February 19, 2020

Day in the Life of an Urgentivist

What is a Urgentivist? Read about a day in the life of Kennedy Smith to find out!

Kennedy Smith, nurse practitioner, joined Landmark in 2018 as an Urgentivist™ in Louisiana. Landmark uses the term “Urgentivist” for providers who visit patients in their homes for urgent needs and for post-hospital follow-up.

When thinking of in-home care, routine patient visits often come to mind. However, another important component to Landmark’s care is providing urgent visits to address pressing patient needs. Urgentivists are advanced practice providers who prescribe appropriate diagnostics and interventions to avoid unnecessary transfers and acute admissions.

The Daily Routine of a Landmark Urgentivist

Smith’s morning begins with a teleconference with the local care team. Smith joins fellow Urgentivists in her market, along with the care coordinator and nurse care manager to discuss the previous day’s patient visits and schedules for the day. The team reviews any calls that came in overnight and assigns urgent patient visits as needed.

Smith explains the team dynamics, “Everyone is willing to help and shares the workload. The team is in communication throughout the day, discussing patient care plans and ensuring we do what is best for each patient.”

Need for Flexibility

As an Urgentivist, Smith must be flexible and prepared. Throughout her day, she receives assignments from the care coordinator to complete urgent visits. “Our care coordinator makes my day run smoother. She assigns me patients who are nearby and makes each provider as efficient as possible.”

Smith manages to stay organized with an ever-changing schedule. She jokes, “To deal with the changing schedule, I pack a lunch.”

Collaborative Care Plans

Smith collaborates with patients’ primary care physicians to develop a care plan for each patient. By visiting patients in their homes, Smith can see their environment. This allows her to identify risk factors, observe needs, and build a patient-provider relationship that allows her to create a longitudinal care plan.

“There’s a healthcare gap that we fill,” Smith says. “Patients who have trouble leaving their homes may not visit their primary care physician or specialists as symptoms arise. They sometimes wait until they require an emergency room visit. We want to prevent that.”

Smith says, “Visiting a patient at home makes him or her much more comfortable. And as a provider, I appreciate seeing them in their own environment. Can they stand on their feet? Can they open a bottle? Do they have a support system? Being in the home allows me to see parts of their daily lives that you can’t see in a clinical setting.”

Creating Patient Relationships

In her previous role, Smith completed in-home health risk assessments. The relationships she built with patients motivated her to pursue in-home care at Landmark. Smith says, “What makes my role as an Urgentivist so rewarding is the bond that I have with my patients.
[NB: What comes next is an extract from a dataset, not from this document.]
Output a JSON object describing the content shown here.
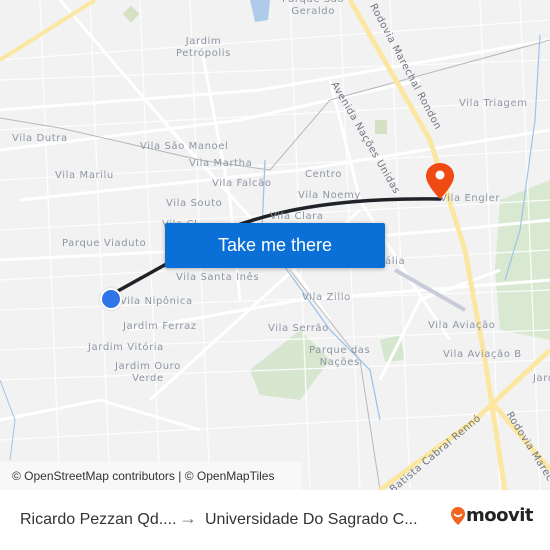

When I am able to diagnose an issue early and then see how the patient has improved, it’s extremely rewarding.”

She continues, “For example, one of my patients uses continuous oxygen. She has severe anxiety about the need for oxygen and the progression of her disease. By sitting with her, answering questions and reassuring her, we’ve been able to keep her out of the emergency room multiple times.”

As Smith reflects on her patients and the difference Landmark has made in their lives, she says, “I couldn’t do it without my team. If you call and ask for something, they always help out. Teamwork makes it all worth it.”